But printing is different. The real costs of actually printing (money, time, resources) are higher, right? That act of selecting images for print becomes even more rigorous, more exacting, more important than selecting images for a digital photo album.

In doing this, we are no longer playing the role of photographer. We’re becoming an editor. As an editor, you’re forced to take a critical stance on your own work. You’re forced to look at your images more closely. You’re forced to think about your images outside of the context of the screen.

A better immersion

Printing our photographs and seeing our photographs in print is a way to immerse ourselves in photography in a way that digital photography can’t.

In his letter to his nephew, the photographer Sergio Larrain recommends that he print and save all of the great images that he encounters and to place them on the desk, to put them on the wall, to immerse himself in great photography. In doing this, he could immerse himself in work he finds interesting instead of being inundated with or subjected to mediocre photography. He can surround himself with good work.

Decorating your home with your photography and other work you find interesting is one way to do this. Looking at photo books is another way to do this.

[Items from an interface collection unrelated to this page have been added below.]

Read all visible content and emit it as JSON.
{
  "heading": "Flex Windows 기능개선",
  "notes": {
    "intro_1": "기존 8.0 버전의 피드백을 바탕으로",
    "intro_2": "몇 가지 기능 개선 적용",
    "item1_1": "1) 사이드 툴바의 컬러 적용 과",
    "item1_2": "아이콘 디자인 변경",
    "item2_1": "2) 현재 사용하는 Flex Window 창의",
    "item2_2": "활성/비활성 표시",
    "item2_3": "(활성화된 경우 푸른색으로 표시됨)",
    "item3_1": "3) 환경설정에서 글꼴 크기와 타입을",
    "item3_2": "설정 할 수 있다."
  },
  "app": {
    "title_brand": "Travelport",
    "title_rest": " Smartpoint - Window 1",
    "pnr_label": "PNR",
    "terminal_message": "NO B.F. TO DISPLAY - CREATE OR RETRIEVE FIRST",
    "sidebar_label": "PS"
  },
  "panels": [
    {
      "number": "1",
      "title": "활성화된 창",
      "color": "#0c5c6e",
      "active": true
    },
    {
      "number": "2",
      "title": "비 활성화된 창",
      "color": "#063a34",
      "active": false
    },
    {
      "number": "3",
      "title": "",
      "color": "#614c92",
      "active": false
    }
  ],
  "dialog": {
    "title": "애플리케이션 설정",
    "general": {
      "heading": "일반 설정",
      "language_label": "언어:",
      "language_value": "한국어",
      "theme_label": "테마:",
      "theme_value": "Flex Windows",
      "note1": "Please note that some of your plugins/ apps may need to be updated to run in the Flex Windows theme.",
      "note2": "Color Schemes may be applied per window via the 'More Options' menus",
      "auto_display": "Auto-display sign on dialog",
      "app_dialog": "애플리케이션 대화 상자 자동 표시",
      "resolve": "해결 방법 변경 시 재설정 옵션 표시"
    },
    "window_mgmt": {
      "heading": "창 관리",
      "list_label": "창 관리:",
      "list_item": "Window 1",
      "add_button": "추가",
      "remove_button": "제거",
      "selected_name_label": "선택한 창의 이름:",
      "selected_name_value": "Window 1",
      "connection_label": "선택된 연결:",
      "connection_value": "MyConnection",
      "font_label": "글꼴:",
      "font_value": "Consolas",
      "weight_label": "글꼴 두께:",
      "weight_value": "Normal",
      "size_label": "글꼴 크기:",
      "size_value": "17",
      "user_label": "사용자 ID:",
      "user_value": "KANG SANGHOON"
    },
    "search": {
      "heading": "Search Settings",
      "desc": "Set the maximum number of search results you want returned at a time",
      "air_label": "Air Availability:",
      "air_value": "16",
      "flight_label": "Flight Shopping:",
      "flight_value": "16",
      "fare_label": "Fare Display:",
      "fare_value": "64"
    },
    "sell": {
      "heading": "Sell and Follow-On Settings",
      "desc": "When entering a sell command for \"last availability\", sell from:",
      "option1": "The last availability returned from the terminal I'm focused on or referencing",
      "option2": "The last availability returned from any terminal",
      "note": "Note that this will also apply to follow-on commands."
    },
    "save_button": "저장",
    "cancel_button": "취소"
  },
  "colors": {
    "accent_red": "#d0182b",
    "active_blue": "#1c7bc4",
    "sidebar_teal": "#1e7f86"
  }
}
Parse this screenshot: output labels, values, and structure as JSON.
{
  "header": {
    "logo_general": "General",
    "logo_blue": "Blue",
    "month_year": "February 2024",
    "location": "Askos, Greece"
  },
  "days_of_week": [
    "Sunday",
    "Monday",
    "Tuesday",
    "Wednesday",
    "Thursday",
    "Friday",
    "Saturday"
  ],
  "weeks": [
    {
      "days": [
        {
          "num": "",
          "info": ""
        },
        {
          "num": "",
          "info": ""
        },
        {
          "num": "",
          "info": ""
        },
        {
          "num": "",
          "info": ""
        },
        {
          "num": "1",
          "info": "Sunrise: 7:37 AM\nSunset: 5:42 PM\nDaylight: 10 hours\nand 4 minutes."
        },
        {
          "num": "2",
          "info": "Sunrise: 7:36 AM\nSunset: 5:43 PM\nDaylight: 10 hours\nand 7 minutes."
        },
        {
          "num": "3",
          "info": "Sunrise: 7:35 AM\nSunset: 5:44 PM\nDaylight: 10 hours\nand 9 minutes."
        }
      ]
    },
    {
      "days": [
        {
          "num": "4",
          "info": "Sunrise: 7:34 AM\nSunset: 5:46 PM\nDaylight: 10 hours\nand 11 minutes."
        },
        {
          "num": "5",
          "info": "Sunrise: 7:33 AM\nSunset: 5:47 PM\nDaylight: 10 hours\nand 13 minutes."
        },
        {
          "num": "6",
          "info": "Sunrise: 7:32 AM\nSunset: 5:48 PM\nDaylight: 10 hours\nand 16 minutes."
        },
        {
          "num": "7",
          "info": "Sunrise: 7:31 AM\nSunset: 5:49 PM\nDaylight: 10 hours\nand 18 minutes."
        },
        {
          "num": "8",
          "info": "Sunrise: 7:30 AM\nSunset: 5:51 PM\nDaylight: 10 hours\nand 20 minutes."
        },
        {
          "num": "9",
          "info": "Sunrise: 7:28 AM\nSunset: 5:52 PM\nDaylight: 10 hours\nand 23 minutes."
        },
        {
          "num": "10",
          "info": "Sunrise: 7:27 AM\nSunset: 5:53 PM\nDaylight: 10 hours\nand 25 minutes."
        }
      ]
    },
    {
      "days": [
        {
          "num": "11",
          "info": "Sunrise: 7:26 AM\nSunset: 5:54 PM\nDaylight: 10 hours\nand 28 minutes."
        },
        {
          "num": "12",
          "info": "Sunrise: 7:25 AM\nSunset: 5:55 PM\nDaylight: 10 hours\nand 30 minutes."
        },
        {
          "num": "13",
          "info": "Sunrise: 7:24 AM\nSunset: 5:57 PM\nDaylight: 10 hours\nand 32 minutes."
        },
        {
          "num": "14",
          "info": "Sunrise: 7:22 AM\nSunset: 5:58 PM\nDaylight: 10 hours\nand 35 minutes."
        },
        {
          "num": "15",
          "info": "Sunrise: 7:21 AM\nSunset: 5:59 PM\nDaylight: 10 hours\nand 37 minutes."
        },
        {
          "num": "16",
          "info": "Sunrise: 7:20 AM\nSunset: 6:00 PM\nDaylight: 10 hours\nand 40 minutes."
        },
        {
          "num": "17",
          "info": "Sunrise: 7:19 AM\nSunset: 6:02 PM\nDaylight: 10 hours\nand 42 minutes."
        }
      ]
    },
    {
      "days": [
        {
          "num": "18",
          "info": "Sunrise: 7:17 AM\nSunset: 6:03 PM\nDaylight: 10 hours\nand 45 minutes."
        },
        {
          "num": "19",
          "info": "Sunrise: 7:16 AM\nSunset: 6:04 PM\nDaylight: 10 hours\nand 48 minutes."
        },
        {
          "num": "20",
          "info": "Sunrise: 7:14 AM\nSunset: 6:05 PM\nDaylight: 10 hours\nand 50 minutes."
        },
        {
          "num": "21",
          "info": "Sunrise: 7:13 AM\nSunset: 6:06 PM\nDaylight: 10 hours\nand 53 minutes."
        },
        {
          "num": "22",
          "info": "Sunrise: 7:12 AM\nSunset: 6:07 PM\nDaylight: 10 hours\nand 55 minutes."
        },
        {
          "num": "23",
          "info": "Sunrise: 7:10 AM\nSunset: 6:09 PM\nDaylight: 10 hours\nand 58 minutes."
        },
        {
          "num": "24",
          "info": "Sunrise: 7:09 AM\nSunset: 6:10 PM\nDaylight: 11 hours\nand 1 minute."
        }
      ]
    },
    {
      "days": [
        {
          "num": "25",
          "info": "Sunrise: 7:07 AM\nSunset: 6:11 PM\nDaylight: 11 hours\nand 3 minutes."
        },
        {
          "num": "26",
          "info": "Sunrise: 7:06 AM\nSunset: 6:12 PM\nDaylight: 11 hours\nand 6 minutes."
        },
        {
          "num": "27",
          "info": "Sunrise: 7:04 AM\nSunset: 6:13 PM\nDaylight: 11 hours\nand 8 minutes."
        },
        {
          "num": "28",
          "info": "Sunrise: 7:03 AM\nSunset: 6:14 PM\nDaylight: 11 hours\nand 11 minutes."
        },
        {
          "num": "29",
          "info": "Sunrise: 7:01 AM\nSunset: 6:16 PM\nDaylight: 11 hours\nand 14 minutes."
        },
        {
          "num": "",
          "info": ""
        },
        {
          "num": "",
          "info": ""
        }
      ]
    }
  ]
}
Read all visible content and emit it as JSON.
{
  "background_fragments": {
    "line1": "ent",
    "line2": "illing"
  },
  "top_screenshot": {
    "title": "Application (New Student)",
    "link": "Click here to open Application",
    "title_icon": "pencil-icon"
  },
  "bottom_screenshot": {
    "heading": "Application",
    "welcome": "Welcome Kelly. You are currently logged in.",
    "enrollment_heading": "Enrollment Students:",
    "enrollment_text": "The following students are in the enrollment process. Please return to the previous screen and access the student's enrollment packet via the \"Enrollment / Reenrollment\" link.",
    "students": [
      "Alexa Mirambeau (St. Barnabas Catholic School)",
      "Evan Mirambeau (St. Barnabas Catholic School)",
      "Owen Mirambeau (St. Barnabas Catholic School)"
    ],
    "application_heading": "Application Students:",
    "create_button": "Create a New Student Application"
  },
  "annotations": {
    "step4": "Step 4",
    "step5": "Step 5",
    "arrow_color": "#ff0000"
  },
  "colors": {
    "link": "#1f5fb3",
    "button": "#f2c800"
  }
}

For sure, it’s easy to bookmark or save images from the web. But let’s be honest… we’ve all done that and how often do we actually go back to those images?

Printing images, framing them, putting them on the wall, putting them in photo albums — this lets us review these images in a more immediate way? They’re more present in our lives when they’re on the wall as opposed to when they’re on some hard drive.

And printing can be cheap. You don’t need large prints. The frames and mats cost me less than five dollars each. And printing the photograph is not that expensive either.

And if it’s that cheap, why not decorate your space with images you love?